Many a time we hear the common, sad and mundane story, the birth of an idea, and its subsequent swift death.
We are a team of seven, who have each attended countless exhibitions around Kenya, and we all agreed on a common fact: Kenyan minds are brilliant. The ideas we saw and continue to see are easily worth billions of dollars, yet the idea-bearers knew not themselves. Many of these people attend the conferences and declare it the end, their ideas fall by the wayside or end up being picked by the more knowledgeable and advanced. We took it upon ourselves to bridge the gap that existed, partnering with companies that nurtured innovation, linking these brilliant young minds to the relevant and essential people so that we waste brilliance no more.
We also came to the realisation that before we foster and propagate innovation, we must ensure that as many schools as possible are receiving quality education in all aspects. We therefore started delivering to schools and organisations whatever it is they need to ensure they have top notch education.
All this is in line with Standard Development Goals number 4 (Quality Education) and number 9 (Innovation).
So far we have gone to six schools. We have provided one school with books and other basic necessities. We are currently acquiring more books and other instructional materials that we will deliver to the remaining four schools within the month.
As a team, we have developed a very strong sense of empathy. In this life, to be privileged truly is a privilege and it should never be taken for granted. For us, we have decided affirmatively that this project will go on even after May, we will do it for as long as possible and as far as possible. We learnt how much we took for granted on a day to day basis. Basic things like food when we want it, or a place to sleep when we need it, even teachers to ask questions whenever we wish, all these are privileges that so many other people our age lack.
Our biggest challenge right now is the fact that we are in our final year of high school, so time is very limited, nonetheless we have made a very demanding and tight schedule that will enable us to study and still carry out this project successfully. Our hope is that once we are done with high school and we have a lot more time on our hands, we will do the project on an even larger scale.
I would definitely recommend people of all ages to get involved in projects. If everyone in their own little capacity did something small everyday to better their environment, the world would undoubtedly be a better place. Around us, there is always someone lesser than us, I strongly believe it is our responsibility to better these people so that we can improve as a society. In the future, we will incorporate all the young people with projects so that under our umbrella, we are tackling as many global issues as possible.

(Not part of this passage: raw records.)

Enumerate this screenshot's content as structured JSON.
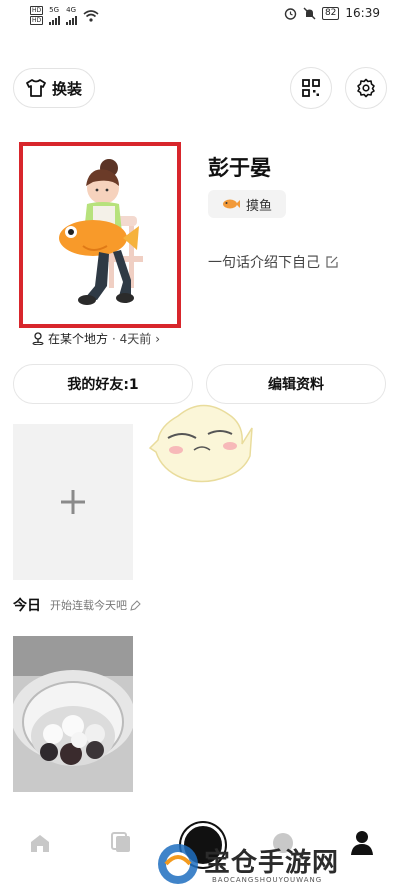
{
  "status_bar": {
    "hd_top": "HD",
    "hd_bottom": "HD",
    "signal_a": "5G",
    "signal_b": "4G",
    "battery": "82",
    "time": "16:39"
  },
  "header": {
    "outfit_label": "换装",
    "icons": [
      "tshirt-icon",
      "qr-code-icon",
      "gear-icon"
    ]
  },
  "profile": {
    "name": "彭于晏",
    "status_label": "摸鱼",
    "bio": "一句话介绍下自己",
    "location": "在某个地方",
    "location_time": "· 4天前"
  },
  "actions": {
    "friends_label": "我的好友:1",
    "edit_label": "编辑资料"
  },
  "feed": {
    "today_label": "今日",
    "streak_text": "开始连载今天吧"
  },
  "watermark": {
    "text": "宝仓手游网",
    "sub": "BAOCANGSHOUYOUWANG"
  },
  "colors": {
    "highlight": "#d8262c",
    "tile_bg": "#f2f2f2"
  }
}
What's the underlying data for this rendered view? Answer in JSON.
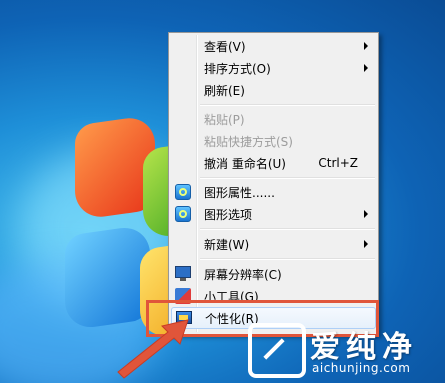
{
  "menu": {
    "items": [
      {
        "label": "查看(V)",
        "submenu": true,
        "disabled": false,
        "icon": null
      },
      {
        "label": "排序方式(O)",
        "submenu": true,
        "disabled": false,
        "icon": null
      },
      {
        "label": "刷新(E)",
        "submenu": false,
        "disabled": false,
        "icon": null
      },
      {
        "label": "粘贴(P)",
        "submenu": false,
        "disabled": true,
        "icon": null
      },
      {
        "label": "粘贴快捷方式(S)",
        "submenu": false,
        "disabled": true,
        "icon": null
      },
      {
        "label": "撤消 重命名(U)",
        "shortcut": "Ctrl+Z",
        "submenu": false,
        "disabled": false,
        "icon": null
      },
      {
        "label": "图形属性......",
        "submenu": false,
        "disabled": false,
        "icon": "graphics-properties-icon"
      },
      {
        "label": "图形选项",
        "submenu": true,
        "disabled": false,
        "icon": "graphics-options-icon"
      },
      {
        "label": "新建(W)",
        "submenu": true,
        "disabled": false,
        "icon": null
      },
      {
        "label": "屏幕分辨率(C)",
        "submenu": false,
        "disabled": false,
        "icon": "monitor-icon"
      },
      {
        "label": "小工具(G)",
        "submenu": false,
        "disabled": false,
        "icon": "gadgets-icon"
      },
      {
        "label": "个性化(R)",
        "submenu": false,
        "disabled": false,
        "icon": "personalize-icon",
        "highlighted": true
      }
    ]
  },
  "watermark": {
    "title": "爱纯净",
    "url": "aichunjing.com"
  },
  "colors": {
    "highlight_frame": "#e0553a",
    "menu_background": "#f0f0f0",
    "disabled_text": "#9c9c9c"
  }
}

The 2018-19 GSL Global Goals Competition is now open and runs until June 2019. If you belong to one of the 700+ teams of students currently delivering a social action project as part of the competition we would love to hear from you and feature your blog and project photos on our website to inspire others.